§ Exercise goal: Where does the string "this" appear in the material? Copy each line that holds it.

§ Listed entries:
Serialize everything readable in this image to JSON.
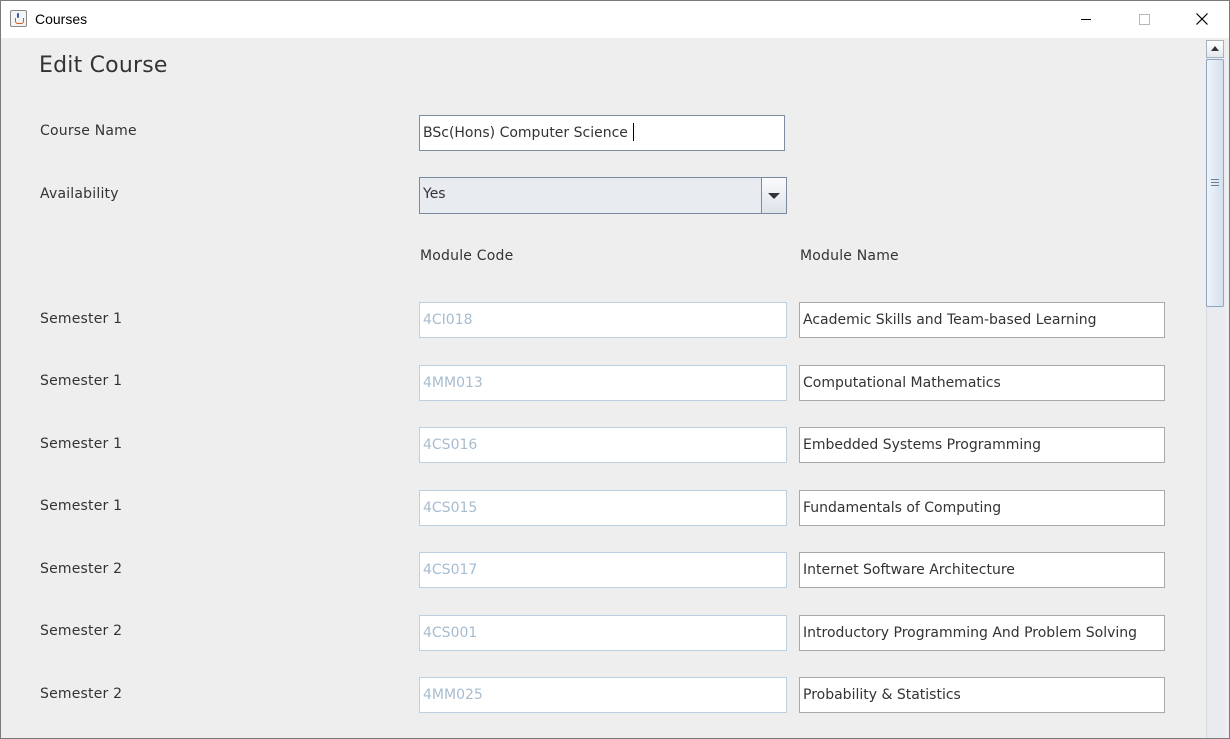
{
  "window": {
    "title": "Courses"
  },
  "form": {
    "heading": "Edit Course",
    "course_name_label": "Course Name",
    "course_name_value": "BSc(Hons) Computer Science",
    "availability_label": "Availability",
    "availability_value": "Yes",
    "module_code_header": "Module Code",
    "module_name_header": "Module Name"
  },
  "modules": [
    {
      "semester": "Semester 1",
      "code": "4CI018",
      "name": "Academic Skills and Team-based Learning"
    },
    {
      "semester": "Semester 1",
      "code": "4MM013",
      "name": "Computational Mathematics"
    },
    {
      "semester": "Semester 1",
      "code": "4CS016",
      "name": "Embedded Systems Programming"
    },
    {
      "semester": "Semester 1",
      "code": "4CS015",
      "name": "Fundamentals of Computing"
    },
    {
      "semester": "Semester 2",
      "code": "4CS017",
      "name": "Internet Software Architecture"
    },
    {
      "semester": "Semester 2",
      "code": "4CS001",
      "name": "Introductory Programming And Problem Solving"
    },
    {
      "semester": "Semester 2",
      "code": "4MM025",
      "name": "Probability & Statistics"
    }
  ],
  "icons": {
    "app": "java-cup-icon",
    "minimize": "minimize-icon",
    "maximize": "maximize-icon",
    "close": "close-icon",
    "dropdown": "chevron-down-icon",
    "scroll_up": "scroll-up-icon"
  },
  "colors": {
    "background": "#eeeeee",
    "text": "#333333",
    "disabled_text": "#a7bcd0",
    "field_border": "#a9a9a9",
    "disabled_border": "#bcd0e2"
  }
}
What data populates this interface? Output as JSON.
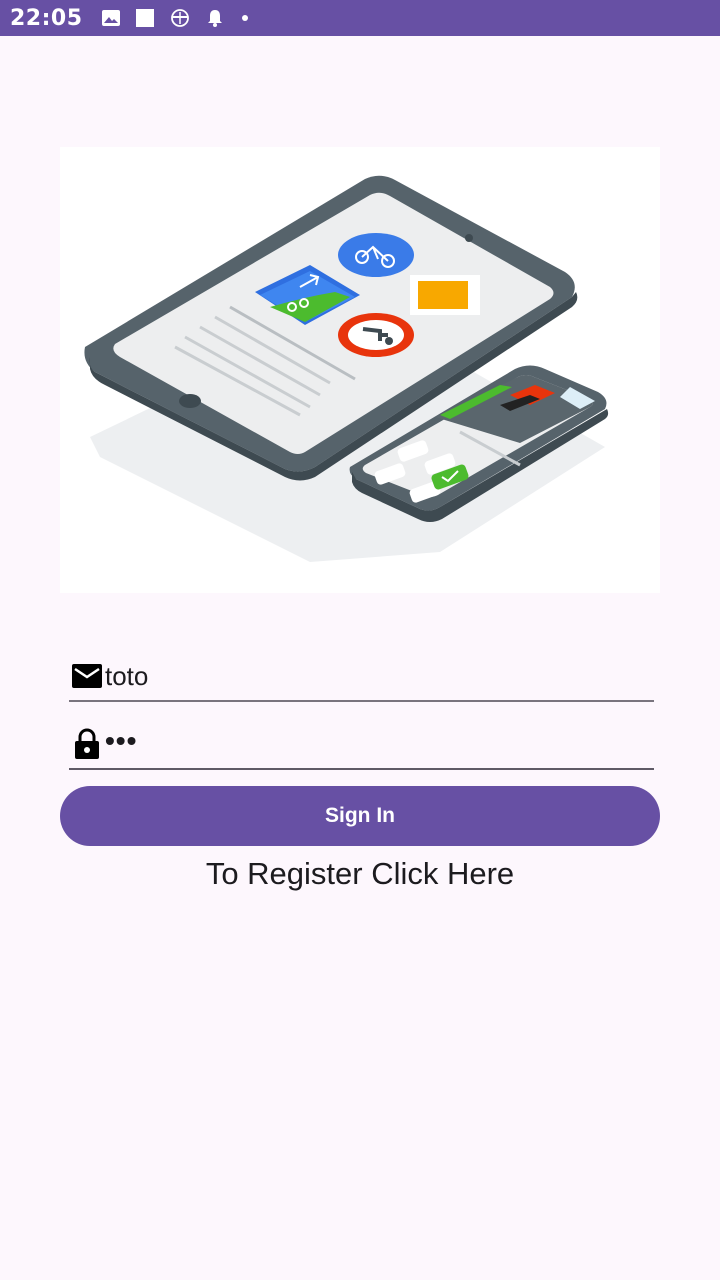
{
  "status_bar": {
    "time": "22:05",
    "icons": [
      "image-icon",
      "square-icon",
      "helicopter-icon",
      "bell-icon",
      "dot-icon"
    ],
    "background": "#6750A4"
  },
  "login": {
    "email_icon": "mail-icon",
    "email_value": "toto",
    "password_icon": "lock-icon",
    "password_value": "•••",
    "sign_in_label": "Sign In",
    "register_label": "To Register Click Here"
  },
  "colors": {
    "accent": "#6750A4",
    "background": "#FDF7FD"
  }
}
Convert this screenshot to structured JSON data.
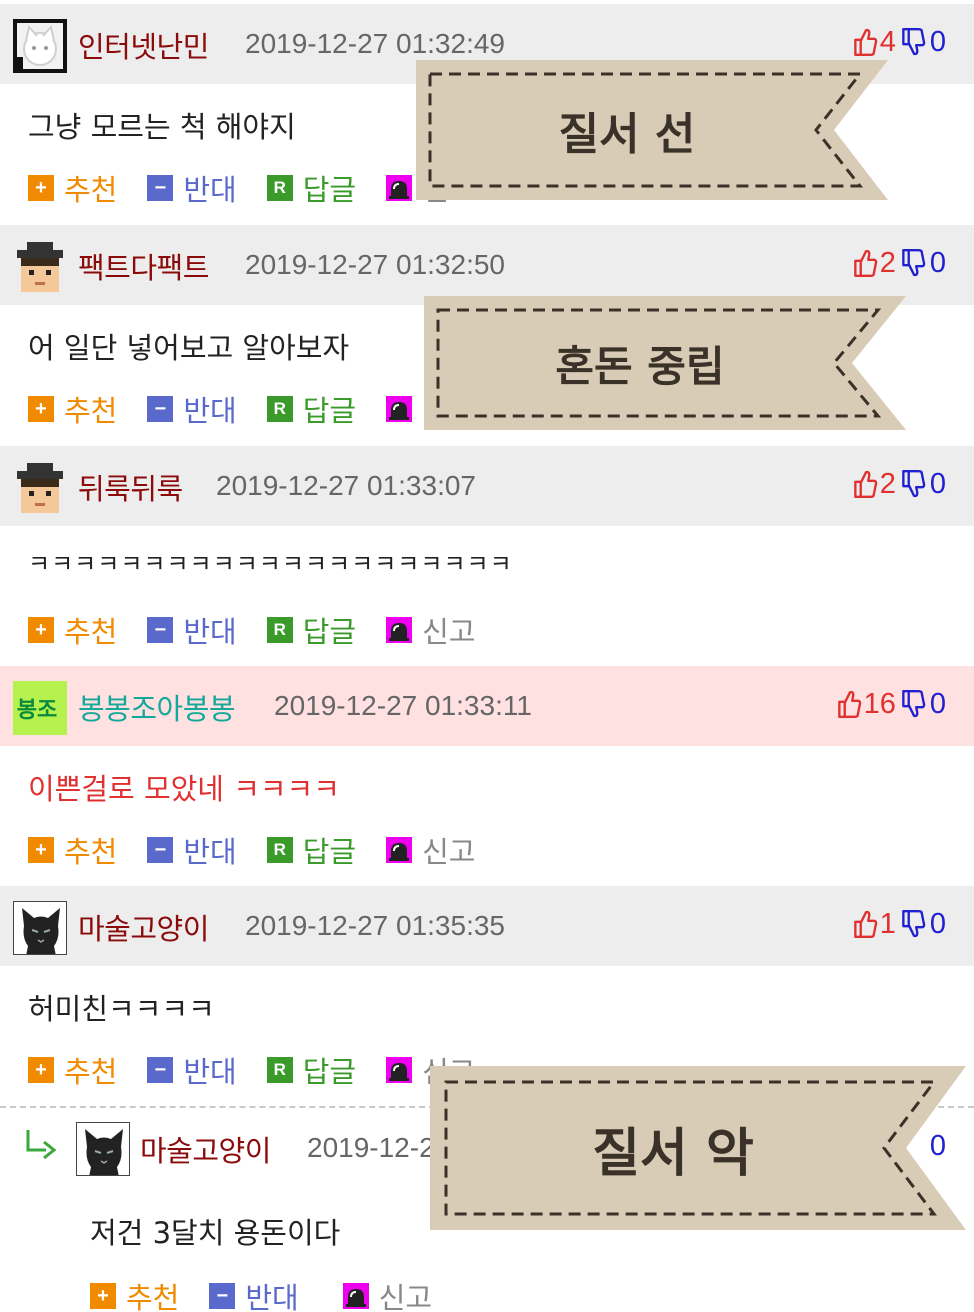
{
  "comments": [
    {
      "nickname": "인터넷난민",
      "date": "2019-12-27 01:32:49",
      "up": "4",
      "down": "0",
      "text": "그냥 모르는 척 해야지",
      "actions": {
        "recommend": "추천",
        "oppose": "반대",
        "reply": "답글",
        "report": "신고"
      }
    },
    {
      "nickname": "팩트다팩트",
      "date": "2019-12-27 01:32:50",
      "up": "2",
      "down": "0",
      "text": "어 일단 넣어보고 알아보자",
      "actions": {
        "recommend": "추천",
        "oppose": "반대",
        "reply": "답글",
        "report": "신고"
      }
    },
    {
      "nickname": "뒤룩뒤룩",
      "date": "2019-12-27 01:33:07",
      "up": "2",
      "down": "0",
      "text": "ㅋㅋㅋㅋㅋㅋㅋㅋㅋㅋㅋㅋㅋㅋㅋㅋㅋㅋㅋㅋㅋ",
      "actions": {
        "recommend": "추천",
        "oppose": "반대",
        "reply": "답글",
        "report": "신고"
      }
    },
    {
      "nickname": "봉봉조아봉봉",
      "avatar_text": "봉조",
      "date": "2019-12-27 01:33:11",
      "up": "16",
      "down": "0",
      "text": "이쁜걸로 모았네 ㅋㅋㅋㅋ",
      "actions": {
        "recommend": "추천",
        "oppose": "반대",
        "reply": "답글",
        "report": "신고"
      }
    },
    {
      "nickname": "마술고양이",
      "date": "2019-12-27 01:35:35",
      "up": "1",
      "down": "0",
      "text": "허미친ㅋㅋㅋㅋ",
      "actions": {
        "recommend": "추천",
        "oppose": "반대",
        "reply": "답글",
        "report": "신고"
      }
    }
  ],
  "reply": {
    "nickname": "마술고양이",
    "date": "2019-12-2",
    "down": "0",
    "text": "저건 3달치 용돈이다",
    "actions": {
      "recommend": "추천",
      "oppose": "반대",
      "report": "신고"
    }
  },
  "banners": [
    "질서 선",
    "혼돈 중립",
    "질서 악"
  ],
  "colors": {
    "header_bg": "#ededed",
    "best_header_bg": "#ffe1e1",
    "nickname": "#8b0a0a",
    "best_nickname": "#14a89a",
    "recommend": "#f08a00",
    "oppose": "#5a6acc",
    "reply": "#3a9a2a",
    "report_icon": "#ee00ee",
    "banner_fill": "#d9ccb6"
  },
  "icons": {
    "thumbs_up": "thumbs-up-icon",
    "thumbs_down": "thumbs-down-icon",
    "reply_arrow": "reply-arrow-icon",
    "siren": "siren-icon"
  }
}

§ Exercise answer:
Serialize everything readable in this image to JSON.
What data populates this interface? Output as JSON.
Convert this screenshot to structured JSON data.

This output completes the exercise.